Friday, November 23, 2012
the last book I ever read (The Art of Fielding, excerpt five)
from The Art of Fielding by Chad Harbach:
“Do you know who Steve Blass is?” Sarah asked.
“Never heard of him,” Henry lied. Steve Blass was an all-star pitcher for the Pirates in the early ‘70s. In the spring of 1973 he suddenly, inexplicably, became unable to throw the ball over the plate. He struggled for two years to regain his control and then, defeated, retired.
“What about Mackey Sasser?”

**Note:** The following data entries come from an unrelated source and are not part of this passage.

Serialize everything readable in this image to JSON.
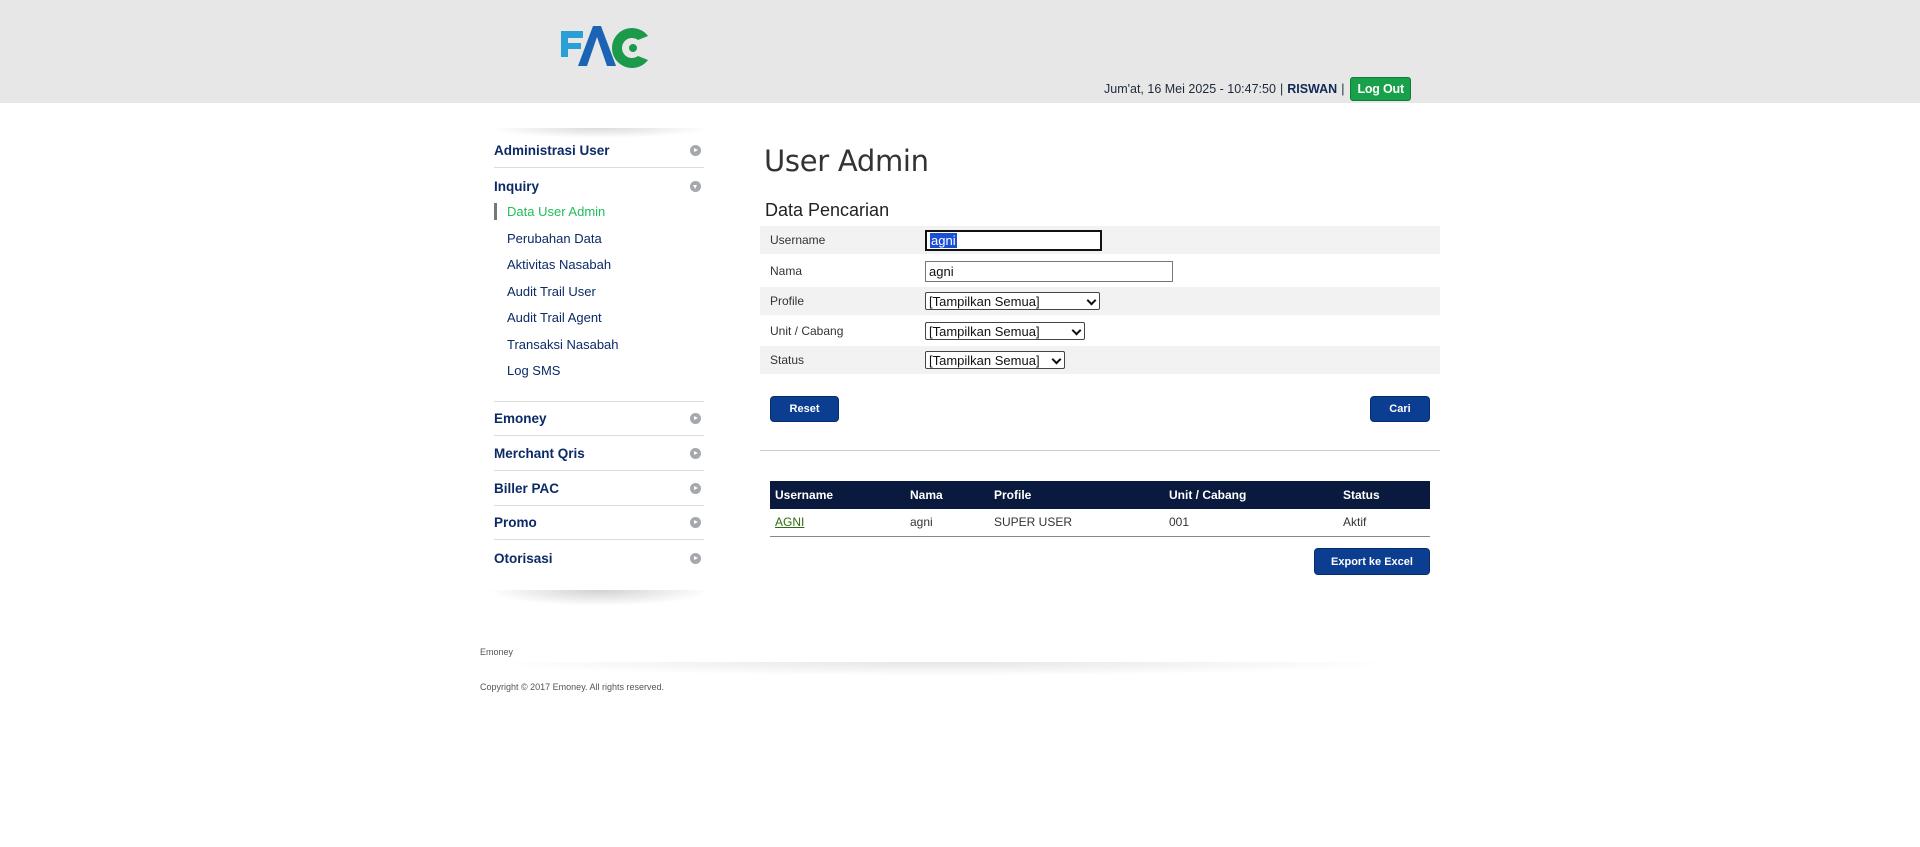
{
  "header": {
    "logo_text": "PAC",
    "datetime": "Jum'at, 16 Mei 2025 - 10:47:50",
    "separator": "|",
    "username": "RISWAN",
    "logout_label": "Log Out",
    "colors": {
      "background": "#e8e7e8",
      "logout": "#18a04a"
    }
  },
  "sidebar": {
    "menus": [
      {
        "label": "Administrasi User",
        "state": "collapsed"
      },
      {
        "label": "Inquiry",
        "state": "expanded"
      },
      {
        "label": "Emoney",
        "state": "collapsed"
      },
      {
        "label": "Merchant Qris",
        "state": "collapsed"
      },
      {
        "label": "Biller PAC",
        "state": "collapsed"
      },
      {
        "label": "Promo",
        "state": "collapsed"
      },
      {
        "label": "Otorisasi",
        "state": "collapsed"
      }
    ],
    "inquiry_items": [
      {
        "label": "Data User Admin",
        "active": true
      },
      {
        "label": "Perubahan Data"
      },
      {
        "label": "Aktivitas Nasabah"
      },
      {
        "label": "Audit Trail User"
      },
      {
        "label": "Audit Trail Agent"
      },
      {
        "label": "Transaksi Nasabah"
      },
      {
        "label": "Log SMS"
      }
    ]
  },
  "main": {
    "title": "User Admin",
    "search": {
      "heading": "Data Pencarian",
      "fields": {
        "username": {
          "label": "Username",
          "value": "agni"
        },
        "nama": {
          "label": "Nama",
          "value": "agni"
        },
        "profile": {
          "label": "Profile",
          "selected": "[Tampilkan Semua]"
        },
        "unit": {
          "label": "Unit / Cabang",
          "selected": "[Tampilkan Semua]"
        },
        "status": {
          "label": "Status",
          "selected": "[Tampilkan Semua]"
        }
      },
      "reset_label": "Reset",
      "search_label": "Cari"
    },
    "results": {
      "columns": [
        "Username",
        "Nama",
        "Profile",
        "Unit / Cabang",
        "Status"
      ],
      "rows": [
        {
          "username": "AGNI",
          "nama": "agni",
          "profile": "SUPER USER",
          "unit": "001",
          "status": "Aktif"
        }
      ],
      "export_label": "Export ke Excel"
    }
  },
  "footer": {
    "name": "Emoney",
    "copyright": "Copyright © 2017 Emoney. All rights reserved."
  }
}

“Never heard of him.” Sasser was a catcher for the Mets who’d developed a paralyzing fear of tossing the ball back to the pitcher. He would double-, triple-, quadruple-, quintuple-pump, unable to believe it was okay to let go. Opposing fans would loudly, gleefully count the number of pumps. Opposing players would run around the bases. Total humiliation. When it happened to Sasser, they said he had Steve Blass Disease.
“Steve Sax? Chuck Knoblauch? Mark Wohlers? Rick Ankiel?”

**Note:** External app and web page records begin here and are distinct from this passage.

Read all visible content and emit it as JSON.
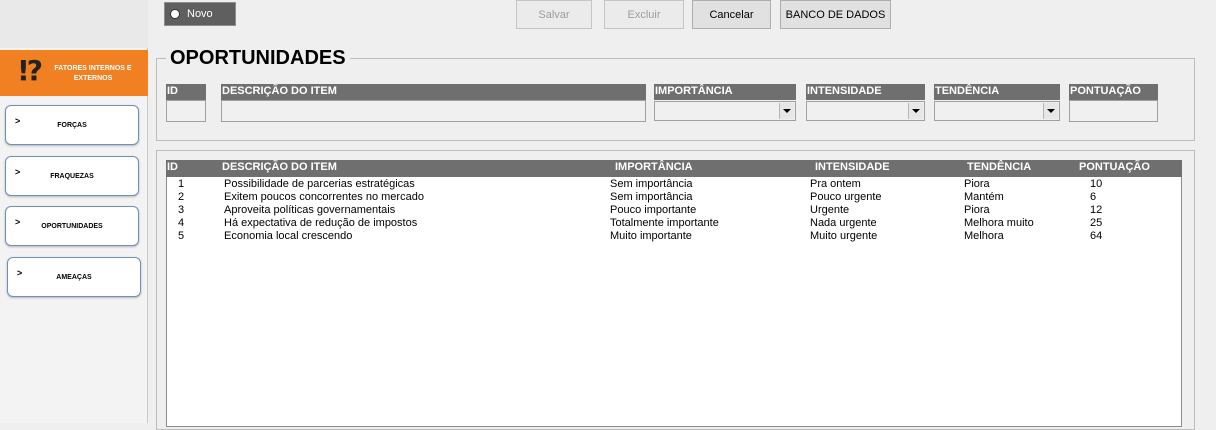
{
  "sidebar": {
    "brand_icon": "!?",
    "brand_title": "FATORES INTERNOS E EXTERNOS",
    "arrow": ">",
    "items": [
      {
        "label": "FORÇAS"
      },
      {
        "label": "FRAQUEZAS"
      },
      {
        "label": "OPORTUNIDADES"
      },
      {
        "label": "AMEAÇAS"
      }
    ]
  },
  "toolbar": {
    "novo_label": "Novo",
    "salvar_label": "Salvar",
    "excluir_label": "Excluir",
    "cancelar_label": "Cancelar",
    "banco_label": "BANCO DE DADOS"
  },
  "form": {
    "title": "OPORTUNIDADES",
    "headers": {
      "id": "ID",
      "descricao": "DESCRIÇÃO DO ITEM",
      "importancia": "IMPORTÂNCIA",
      "intensidade": "INTENSIDADE",
      "tendencia": "TENDÊNCIA",
      "pontuacao": "PONTUAÇÃO"
    }
  },
  "list": {
    "headers": {
      "id": "ID",
      "descricao": "DESCRIÇÃO DO ITEM",
      "importancia": "IMPORTÂNCIA",
      "intensidade": "INTENSIDADE",
      "tendencia": "TENDÊNCIA",
      "pontuacao": "PONTUAÇÃO"
    },
    "rows": [
      {
        "id": "1",
        "descricao": "Possibilidade de parcerias estratégicas",
        "importancia": "Sem importância",
        "intensidade": "Pra ontem",
        "tendencia": "Piora",
        "pontuacao": "10"
      },
      {
        "id": "2",
        "descricao": "Exitem poucos concorrentes no mercado",
        "importancia": "Sem importância",
        "intensidade": "Pouco urgente",
        "tendencia": "Mantém",
        "pontuacao": "6"
      },
      {
        "id": "3",
        "descricao": "Aproveita políticas governamentais",
        "importancia": "Pouco importante",
        "intensidade": "Urgente",
        "tendencia": "Piora",
        "pontuacao": "12"
      },
      {
        "id": "4",
        "descricao": "Há expectativa de redução de impostos",
        "importancia": "Totalmente importante",
        "intensidade": "Nada urgente",
        "tendencia": "Melhora muito",
        "pontuacao": "25"
      },
      {
        "id": "5",
        "descricao": "Economia local crescendo",
        "importancia": "Muito importante",
        "intensidade": "Muito urgente",
        "tendencia": "Melhora",
        "pontuacao": "64"
      }
    ]
  }
}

If Sarah X. Pessel hadn’t been a girl, Henry might have socked her in the face. Her middle name probably didn’t even start with X; she probably just liked the way it looked in her byline. “None of those guys were shortstops,” he said.